Directions for this task:
The response must consist of every line of the listing, reproduced verbatim.

BEGIN Records for this task

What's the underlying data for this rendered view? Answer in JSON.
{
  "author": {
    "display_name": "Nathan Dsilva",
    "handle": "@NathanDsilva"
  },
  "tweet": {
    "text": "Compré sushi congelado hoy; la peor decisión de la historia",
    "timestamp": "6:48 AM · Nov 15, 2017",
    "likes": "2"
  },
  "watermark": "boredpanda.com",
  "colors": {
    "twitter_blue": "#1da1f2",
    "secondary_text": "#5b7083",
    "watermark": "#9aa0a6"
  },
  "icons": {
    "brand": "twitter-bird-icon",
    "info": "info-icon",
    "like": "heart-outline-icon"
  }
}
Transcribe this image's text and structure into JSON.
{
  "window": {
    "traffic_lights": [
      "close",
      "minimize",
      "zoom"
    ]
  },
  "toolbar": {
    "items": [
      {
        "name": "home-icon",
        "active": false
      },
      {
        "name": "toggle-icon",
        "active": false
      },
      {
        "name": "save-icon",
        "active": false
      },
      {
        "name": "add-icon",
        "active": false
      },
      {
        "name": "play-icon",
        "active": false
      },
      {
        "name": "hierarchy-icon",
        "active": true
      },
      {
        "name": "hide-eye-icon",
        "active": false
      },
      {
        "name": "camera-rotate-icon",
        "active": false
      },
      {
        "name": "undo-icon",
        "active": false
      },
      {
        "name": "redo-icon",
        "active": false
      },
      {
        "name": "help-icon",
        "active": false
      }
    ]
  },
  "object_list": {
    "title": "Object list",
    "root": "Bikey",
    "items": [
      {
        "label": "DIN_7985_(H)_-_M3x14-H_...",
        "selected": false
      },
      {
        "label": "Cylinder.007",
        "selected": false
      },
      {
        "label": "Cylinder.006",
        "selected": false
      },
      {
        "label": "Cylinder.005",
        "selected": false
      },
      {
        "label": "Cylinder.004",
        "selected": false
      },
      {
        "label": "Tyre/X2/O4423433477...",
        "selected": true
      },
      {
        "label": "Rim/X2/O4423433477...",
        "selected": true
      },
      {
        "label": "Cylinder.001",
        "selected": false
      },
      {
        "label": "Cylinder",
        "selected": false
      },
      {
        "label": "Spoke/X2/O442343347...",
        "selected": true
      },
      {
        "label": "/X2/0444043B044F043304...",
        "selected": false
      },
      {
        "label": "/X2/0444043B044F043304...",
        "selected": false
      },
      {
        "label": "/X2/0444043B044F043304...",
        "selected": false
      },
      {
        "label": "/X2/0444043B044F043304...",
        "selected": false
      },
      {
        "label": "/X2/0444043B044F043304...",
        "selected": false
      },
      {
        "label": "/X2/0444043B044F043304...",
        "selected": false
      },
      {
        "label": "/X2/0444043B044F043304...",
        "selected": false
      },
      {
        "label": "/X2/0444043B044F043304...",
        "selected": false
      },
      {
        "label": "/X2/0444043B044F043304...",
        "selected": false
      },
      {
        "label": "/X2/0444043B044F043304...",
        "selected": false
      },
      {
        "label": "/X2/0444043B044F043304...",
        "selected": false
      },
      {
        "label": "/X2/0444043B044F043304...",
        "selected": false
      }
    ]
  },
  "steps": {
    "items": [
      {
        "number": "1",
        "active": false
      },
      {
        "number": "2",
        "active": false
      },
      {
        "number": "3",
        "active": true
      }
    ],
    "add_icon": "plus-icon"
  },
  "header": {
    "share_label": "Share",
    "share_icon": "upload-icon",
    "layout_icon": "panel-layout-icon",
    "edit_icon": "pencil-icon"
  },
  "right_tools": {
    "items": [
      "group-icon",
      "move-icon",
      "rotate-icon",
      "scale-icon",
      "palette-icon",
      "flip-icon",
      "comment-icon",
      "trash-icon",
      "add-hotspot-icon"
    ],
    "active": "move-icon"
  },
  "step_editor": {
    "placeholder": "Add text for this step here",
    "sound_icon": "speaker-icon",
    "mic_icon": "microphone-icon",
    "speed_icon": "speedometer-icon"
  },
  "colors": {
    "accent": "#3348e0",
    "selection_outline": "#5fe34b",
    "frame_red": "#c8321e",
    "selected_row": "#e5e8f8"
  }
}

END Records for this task

Your response:
What's the underlying data for this rendered view? Answer in JSON.
{
  "author": {
    "display_name": "Nathan Dsilva",
    "handle": "@NathanDsilva"
  },
  "tweet": {
    "text": "Compré sushi congelado hoy; la peor decisión de la historia",
    "timestamp": "6:48 AM · Nov 15, 2017",
    "likes": "2"
  },
  "watermark": "boredpanda.com",
  "colors": {
    "twitter_blue": "#1da1f2",
    "secondary_text": "#5b7083",
    "watermark": "#9aa0a6"
  },
  "icons": {
    "brand": "twitter-bird-icon",
    "info": "info-icon",
    "like": "heart-outline-icon"
  }
}
Transcribe this image's text and structure into JSON.
{
  "window": {
    "traffic_lights": [
      "close",
      "minimize",
      "zoom"
    ]
  },
  "toolbar": {
    "items": [
      {
        "name": "home-icon",
        "active": false
      },
      {
        "name": "toggle-icon",
        "active": false
      },
      {
        "name": "save-icon",
        "active": false
      },
      {
        "name": "add-icon",
        "active": false
      },
      {
        "name": "play-icon",
        "active": false
      },
      {
        "name": "hierarchy-icon",
        "active": true
      },
      {
        "name": "hide-eye-icon",
        "active": false
      },
      {
        "name": "camera-rotate-icon",
        "active": false
      },
      {
        "name": "undo-icon",
        "active": false
      },
      {
        "name": "redo-icon",
        "active": false
      },
      {
        "name": "help-icon",
        "active": false
      }
    ]
  },
  "object_list": {
    "title": "Object list",
    "root": "Bikey",
    "items": [
      {
        "label": "DIN_7985_(H)_-_M3x14-H_...",
        "selected": false
      },
      {
        "label": "Cylinder.007",
        "selected": false
      },
      {
        "label": "Cylinder.006",
        "selected": false
      },
      {
        "label": "Cylinder.005",
        "selected": false
      },
      {
        "label": "Cylinder.004",
        "selected": false
      },
      {
        "label": "Tyre/X2/O4423433477...",
        "selected": true
      },
      {
        "label": "Rim/X2/O4423433477...",
        "selected": true
      },
      {
        "label": "Cylinder.001",
        "selected": false
      },
      {
        "label": "Cylinder",
        "selected": false
      },
      {
        "label": "Spoke/X2/O442343347...",
        "selected": true
      },
      {
        "label": "/X2/0444043B044F043304...",
        "selected": false
      },
      {
        "label": "/X2/0444043B044F043304...",
        "selected": false
      },
      {
        "label": "/X2/0444043B044F043304...",
        "selected": false
      },
      {
        "label": "/X2/0444043B044F043304...",
        "selected": false
      },
      {
        "label": "/X2/0444043B044F043304...",
        "selected": false
      },
      {
        "label": "/X2/0444043B044F043304...",
        "selected": false
      },
      {
        "label": "/X2/0444043B044F043304...",
        "selected": false
      },
      {
        "label": "/X2/0444043B044F043304...",
        "selected": false
      },
      {
        "label": "/X2/0444043B044F043304...",
        "selected": false
      },
      {
        "label": "/X2/0444043B044F043304...",
        "selected": false
      },
      {
        "label": "/X2/0444043B044F043304...",
        "selected": false
      },
      {
        "label": "/X2/0444043B044F043304...",
        "selected": false
      }
    ]
  },
  "steps": {
    "items": [
      {
        "number": "1",
        "active": false
      },
      {
        "number": "2",
        "active": false
      },
      {
        "number": "3",
        "active": true
      }
    ],
    "add_icon": "plus-icon"
  },
  "header": {
    "share_label": "Share",
    "share_icon": "upload-icon",
    "layout_icon": "panel-layout-icon",
    "edit_icon": "pencil-icon"
  },
  "right_tools": {
    "items": [
      "group-icon",
      "move-icon",
      "rotate-icon",
      "scale-icon",
      "palette-icon",
      "flip-icon",
      "comment-icon",
      "trash-icon",
      "add-hotspot-icon"
    ],
    "active": "move-icon"
  },
  "step_editor": {
    "placeholder": "Add text for this step here",
    "sound_icon": "speaker-icon",
    "mic_icon": "microphone-icon",
    "speed_icon": "speedometer-icon"
  },
  "colors": {
    "accent": "#3348e0",
    "selection_outline": "#5fe34b",
    "frame_red": "#c8321e",
    "selected_row": "#e5e8f8"
  }
}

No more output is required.